* Record excerpts
Content starts

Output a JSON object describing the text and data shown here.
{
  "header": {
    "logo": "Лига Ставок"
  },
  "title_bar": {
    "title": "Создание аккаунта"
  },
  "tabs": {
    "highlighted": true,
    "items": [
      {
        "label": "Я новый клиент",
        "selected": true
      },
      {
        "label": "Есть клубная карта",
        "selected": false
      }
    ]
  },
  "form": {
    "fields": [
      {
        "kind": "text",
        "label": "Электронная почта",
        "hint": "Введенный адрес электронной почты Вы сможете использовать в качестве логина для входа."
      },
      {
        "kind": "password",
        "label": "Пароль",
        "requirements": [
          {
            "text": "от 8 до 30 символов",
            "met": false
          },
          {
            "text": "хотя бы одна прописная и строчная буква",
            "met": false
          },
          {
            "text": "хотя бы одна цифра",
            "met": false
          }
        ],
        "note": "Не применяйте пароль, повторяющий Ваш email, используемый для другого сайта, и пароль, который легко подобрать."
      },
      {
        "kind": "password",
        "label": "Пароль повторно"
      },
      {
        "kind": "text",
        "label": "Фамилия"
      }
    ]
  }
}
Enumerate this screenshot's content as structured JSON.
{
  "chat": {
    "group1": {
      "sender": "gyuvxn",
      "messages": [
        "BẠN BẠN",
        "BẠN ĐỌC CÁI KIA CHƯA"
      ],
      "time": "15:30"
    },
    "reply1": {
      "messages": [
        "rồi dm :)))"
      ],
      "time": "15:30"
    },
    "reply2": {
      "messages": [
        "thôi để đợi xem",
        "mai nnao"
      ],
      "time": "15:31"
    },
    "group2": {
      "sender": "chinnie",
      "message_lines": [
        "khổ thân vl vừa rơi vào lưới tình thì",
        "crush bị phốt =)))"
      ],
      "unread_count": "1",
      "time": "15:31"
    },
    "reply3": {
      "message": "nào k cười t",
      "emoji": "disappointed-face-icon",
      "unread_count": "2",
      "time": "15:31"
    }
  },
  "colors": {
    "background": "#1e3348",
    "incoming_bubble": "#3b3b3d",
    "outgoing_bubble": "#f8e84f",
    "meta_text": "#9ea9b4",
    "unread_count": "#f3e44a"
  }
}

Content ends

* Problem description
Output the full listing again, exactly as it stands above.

* Answer for this exercise
Output a JSON object describing the text and data shown here.
{
  "header": {
    "logo": "Лига Ставок"
  },
  "title_bar": {
    "title": "Создание аккаунта"
  },
  "tabs": {
    "highlighted": true,
    "items": [
      {
        "label": "Я новый клиент",
        "selected": true
      },
      {
        "label": "Есть клубная карта",
        "selected": false
      }
    ]
  },
  "form": {
    "fields": [
      {
        "kind": "text",
        "label": "Электронная почта",
        "hint": "Введенный адрес электронной почты Вы сможете использовать в качестве логина для входа."
      },
      {
        "kind": "password",
        "label": "Пароль",
        "requirements": [
          {
            "text": "от 8 до 30 символов",
            "met": false
          },
          {
            "text": "хотя бы одна прописная и строчная буква",
            "met": false
          },
          {
            "text": "хотя бы одна цифра",
            "met": false
          }
        ],
        "note": "Не применяйте пароль, повторяющий Ваш email, используемый для другого сайта, и пароль, который легко подобрать."
      },
      {
        "kind": "password",
        "label": "Пароль повторно"
      },
      {
        "kind": "text",
        "label": "Фамилия"
      }
    ]
  }
}
Enumerate this screenshot's content as structured JSON.
{
  "chat": {
    "group1": {
      "sender": "gyuvxn",
      "messages": [
        "BẠN BẠN",
        "BẠN ĐỌC CÁI KIA CHƯA"
      ],
      "time": "15:30"
    },
    "reply1": {
      "messages": [
        "rồi dm :)))"
      ],
      "time": "15:30"
    },
    "reply2": {
      "messages": [
        "thôi để đợi xem",
        "mai nnao"
      ],
      "time": "15:31"
    },
    "group2": {
      "sender": "chinnie",
      "message_lines": [
        "khổ thân vl vừa rơi vào lưới tình thì",
        "crush bị phốt =)))"
      ],
      "unread_count": "1",
      "time": "15:31"
    },
    "reply3": {
      "message": "nào k cười t",
      "emoji": "disappointed-face-icon",
      "unread_count": "2",
      "time": "15:31"
    }
  },
  "colors": {
    "background": "#1e3348",
    "incoming_bubble": "#3b3b3d",
    "outgoing_bubble": "#f8e84f",
    "meta_text": "#9ea9b4",
    "unread_count": "#f3e44a"
  }
}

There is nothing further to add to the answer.